1. Music

Bellamy Brothers boost student athletes with benefit concert at Pasco High

Howard and David Bellamy have been spending a lot of time on the road and in the air. The homespun country duo known for hits such as Let Your Love Flow, Redneck Girl and Old Hippie are blazing a global trail, celebrating 40 years of performing with an international tour that includes stops in France, Germany, India, Australia and Switzerland along with more than 150 appearances throughout the United States.

Over their career, they've performed in 60 countries, said Howard Bellamy, who last week was enjoying some time at the family's Darby ranch, where the brothers have been recording songs for a new album.

"We've been around, but we're always drawn back to our old home," he said. "This place is like a magnet."

On Friday the Bellamys are carving out time to meet with hometown friends and give a boost to young athletes with a benefit concert at Pasco High School, their alma mater.

Proceeds from the concert, held in conjunction with Pasco High's annual Reunion of the Decades, will help fund the school's athletic programs.

"We have actually done this three or four times now," Howard said. "Many schools are having trouble these days with staying on top of everything and keeping all the (athletic) programs going. We like to see the kids stay busy. Athletics helps keep their minds occupied, their bodies occupied. It makes for a healthier lifestyle and gives them something to do. And it keeps them out of trouble."

And perhaps, from dropping out.

"The school athletic department reaches the lives of so many children," said Pasco High alumna Cathlee Tomkow who is co-chairwoman of the concert and reunion with her cousin Becky Taylor. "One of the best ways to keep kids in school is through high school sports."

Sponsors include Growers Fertilizer, Traditions Bank, La Hacienda, Hodges Family Funeral Home, the Tampa Bay Times, Simpson Environmental Services and Bayfront Health.
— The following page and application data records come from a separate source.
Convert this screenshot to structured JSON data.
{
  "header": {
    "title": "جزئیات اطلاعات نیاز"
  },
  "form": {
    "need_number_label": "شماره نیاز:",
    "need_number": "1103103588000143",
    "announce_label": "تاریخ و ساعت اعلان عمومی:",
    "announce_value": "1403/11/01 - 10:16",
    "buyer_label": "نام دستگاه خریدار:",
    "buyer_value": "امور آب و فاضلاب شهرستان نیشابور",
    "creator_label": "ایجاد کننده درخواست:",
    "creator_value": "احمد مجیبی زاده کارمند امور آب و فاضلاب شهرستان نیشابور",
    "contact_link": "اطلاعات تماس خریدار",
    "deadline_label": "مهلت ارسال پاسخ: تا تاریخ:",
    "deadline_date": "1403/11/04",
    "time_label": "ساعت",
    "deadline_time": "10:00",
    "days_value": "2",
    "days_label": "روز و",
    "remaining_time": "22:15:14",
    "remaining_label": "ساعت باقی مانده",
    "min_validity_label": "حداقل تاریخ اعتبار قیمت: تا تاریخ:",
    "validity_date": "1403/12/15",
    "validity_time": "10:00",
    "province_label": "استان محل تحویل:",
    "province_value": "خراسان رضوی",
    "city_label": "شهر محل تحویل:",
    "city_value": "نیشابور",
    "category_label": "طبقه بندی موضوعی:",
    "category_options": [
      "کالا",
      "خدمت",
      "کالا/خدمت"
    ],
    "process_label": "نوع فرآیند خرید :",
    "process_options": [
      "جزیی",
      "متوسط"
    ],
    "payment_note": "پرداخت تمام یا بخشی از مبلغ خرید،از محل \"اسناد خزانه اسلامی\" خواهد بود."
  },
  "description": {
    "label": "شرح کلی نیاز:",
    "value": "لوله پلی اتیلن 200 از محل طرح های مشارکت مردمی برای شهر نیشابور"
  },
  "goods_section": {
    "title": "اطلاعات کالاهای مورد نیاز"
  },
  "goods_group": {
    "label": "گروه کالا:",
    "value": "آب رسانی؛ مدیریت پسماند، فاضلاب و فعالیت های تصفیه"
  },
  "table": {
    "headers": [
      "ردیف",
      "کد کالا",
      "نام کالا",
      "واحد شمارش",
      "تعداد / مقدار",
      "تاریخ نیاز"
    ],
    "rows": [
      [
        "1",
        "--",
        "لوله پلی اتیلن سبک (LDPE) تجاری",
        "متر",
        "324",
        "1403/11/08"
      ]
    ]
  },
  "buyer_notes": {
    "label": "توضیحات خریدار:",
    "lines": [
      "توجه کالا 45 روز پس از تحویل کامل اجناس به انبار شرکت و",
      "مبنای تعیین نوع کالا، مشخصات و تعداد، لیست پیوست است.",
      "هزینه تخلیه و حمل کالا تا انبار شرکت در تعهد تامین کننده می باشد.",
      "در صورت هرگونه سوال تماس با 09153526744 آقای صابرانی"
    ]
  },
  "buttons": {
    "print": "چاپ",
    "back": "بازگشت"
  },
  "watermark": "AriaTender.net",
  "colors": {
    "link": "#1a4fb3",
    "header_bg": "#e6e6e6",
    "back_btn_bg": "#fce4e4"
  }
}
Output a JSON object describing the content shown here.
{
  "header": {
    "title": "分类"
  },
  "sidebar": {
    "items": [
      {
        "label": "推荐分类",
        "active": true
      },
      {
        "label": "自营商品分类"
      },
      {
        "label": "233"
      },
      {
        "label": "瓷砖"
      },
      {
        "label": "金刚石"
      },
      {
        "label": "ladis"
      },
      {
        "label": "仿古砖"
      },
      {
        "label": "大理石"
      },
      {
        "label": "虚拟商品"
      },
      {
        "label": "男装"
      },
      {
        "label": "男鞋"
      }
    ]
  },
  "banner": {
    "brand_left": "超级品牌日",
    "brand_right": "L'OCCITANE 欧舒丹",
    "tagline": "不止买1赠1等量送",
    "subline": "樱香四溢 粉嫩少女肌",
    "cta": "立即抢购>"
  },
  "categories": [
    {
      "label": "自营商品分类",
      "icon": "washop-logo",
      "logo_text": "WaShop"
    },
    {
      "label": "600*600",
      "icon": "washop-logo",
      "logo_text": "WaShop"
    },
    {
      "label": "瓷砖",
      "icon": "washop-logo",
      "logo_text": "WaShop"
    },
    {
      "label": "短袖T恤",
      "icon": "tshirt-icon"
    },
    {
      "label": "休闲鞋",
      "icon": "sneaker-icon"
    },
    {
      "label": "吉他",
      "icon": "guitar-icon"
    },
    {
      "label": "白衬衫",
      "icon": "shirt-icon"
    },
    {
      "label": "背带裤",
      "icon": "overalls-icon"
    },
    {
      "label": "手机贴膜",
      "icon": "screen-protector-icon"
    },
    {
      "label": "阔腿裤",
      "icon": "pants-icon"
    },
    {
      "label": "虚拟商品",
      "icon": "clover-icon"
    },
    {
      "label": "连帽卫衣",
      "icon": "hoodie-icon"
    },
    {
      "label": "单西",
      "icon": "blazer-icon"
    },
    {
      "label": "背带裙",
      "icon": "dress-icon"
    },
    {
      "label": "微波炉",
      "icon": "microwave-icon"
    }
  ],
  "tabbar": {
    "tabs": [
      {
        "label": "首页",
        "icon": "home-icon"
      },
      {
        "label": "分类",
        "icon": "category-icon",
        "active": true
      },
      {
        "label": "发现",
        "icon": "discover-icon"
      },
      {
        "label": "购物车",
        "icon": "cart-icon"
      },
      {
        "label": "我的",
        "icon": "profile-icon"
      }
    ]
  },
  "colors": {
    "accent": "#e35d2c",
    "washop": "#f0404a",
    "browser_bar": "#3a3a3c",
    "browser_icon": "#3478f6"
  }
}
Money raised will help pay for equipment, referee fees, pool rentals, field paint, uniforms and more, Taylor said.

"It's just an amazing event. Our community is so involved," Tomkow said. "Everyone just comes together for the pirates. And the Bellamy Brothers have such a great following here."

No doubt the love flows both ways.

"It's a great little small town," Howard said. "When you're growing up, you don't realize what you have. Looking back, it was like a fantasy land. We were raised on a ranch. We spent summer swimming in the local springs. It was the most amazing childhood, so wild — like in The Yearling with the wild palmettos, rattlesnakes and alligators. We had the best parents ever. Discipline came about when you didn't get your chores done. I think that's why we're still together after all these years — we were taught to work together at an early age."

The family was also deeply embedded in the Pasco school system, Howard said.

Howard, who played basketball, football and ran track, graduated from Pasco High in 1964. His younger brother David graduated four years later. Their mother, Frances "Ma" Bellamy, drove a school bus and worked as an assistant cafeteria manager for more than 20 years. "That made it hard for us to skip school," Howard said.

Come Friday the Bellamy Brothers will be back at their alma mater, playing center stage in the school's football stadium. Those who attend Friday's concert can expect 40 years' worth of Bellamy Brothers' songs.

"Of course, we'll do all the hits because that's what people come to see, but we'll do some new songs, too," he said. "We're looking forward to seeing local friends that you don't see forever — that's always great. It's also great to be able to contribute something to the local community."

Michele Miller can be reached at